  1. The parent grabs one of its special ports with task_get_special_port() and stores it in a local variable.
  2. The parent allocates a new port with mach_port_allocate() that it wants to pass to its child and sets the new port as that special port with task_set_special_port(). Alternatively, it could use mach_port_insert_right() to create an additional send right for the child on an existing port.
  3. The parent forks, giving the child its inherited special port.
  4. The parent resets its special port with its saved value.
  5. The new child grabs the swapped special port and saves it appropriately.
  6. The child messages the parent over the grabbed port, to check in with the parent.
  7. The parent receives the check-in message and replies with the original special port it had previously saved.
  8. The child receives the real special port from the parent and sets its special port back to that.

The parent and child are now connected over a port across fork(), with the parent holding the receive end of a port and the child having a send right to it.

Passing FDs Over Mach IPC

Until 10.6, there was no way to pass a file descriptor over Mach IPC. This was likely a result of joining two kernels, BSD and Mach, into XNU, and the POSIX layer of BSD is only coupled to the Mach part in specific places. Starting in OS X 10.6 however, Apple introduced a new way to bridge these parts of the kernel using two private APIs, one to “convert” an FD to a port right, and another to get the underlying FD back. These SPIs should not be used, since they are not public and are liable to change, but the underlying concept is interesting and worth discussing.

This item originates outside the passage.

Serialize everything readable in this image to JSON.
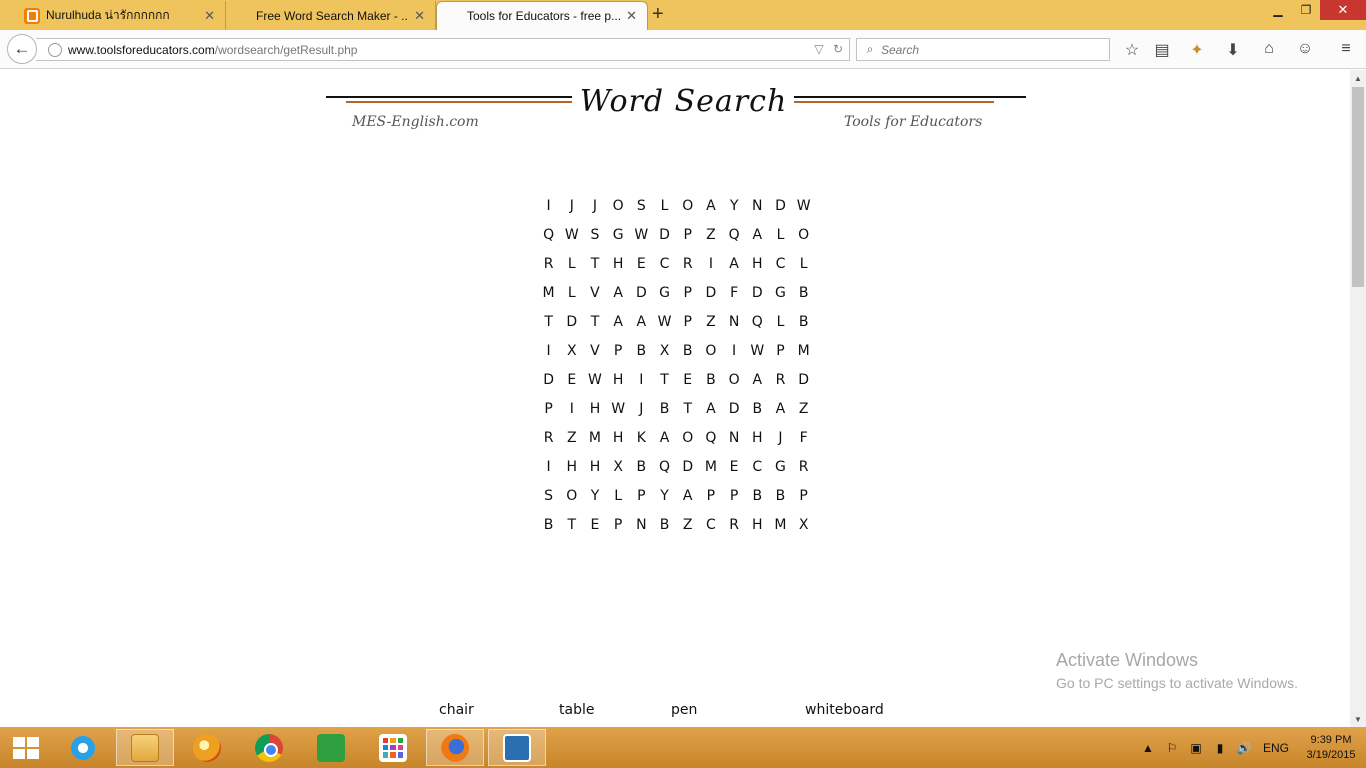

fileport_makeport takes a file descriptor and an out-pointer to a new Mach port to be created. In the kernel, this creates a new port and allocates a send right to it, then associates the fileglob (the kernel structure that backs an fd) with the port. Since the fd is now a Mach name-right, it can be sent as a descriptor to another process in a Mach message.

When another process receives a fileport, it can call fileport_makefd() to convert the send right back into a file descriptor. Since file descriptors represent files, pipes, and sockets, this is a convenient way to use POSIX conventions across Mach IPC.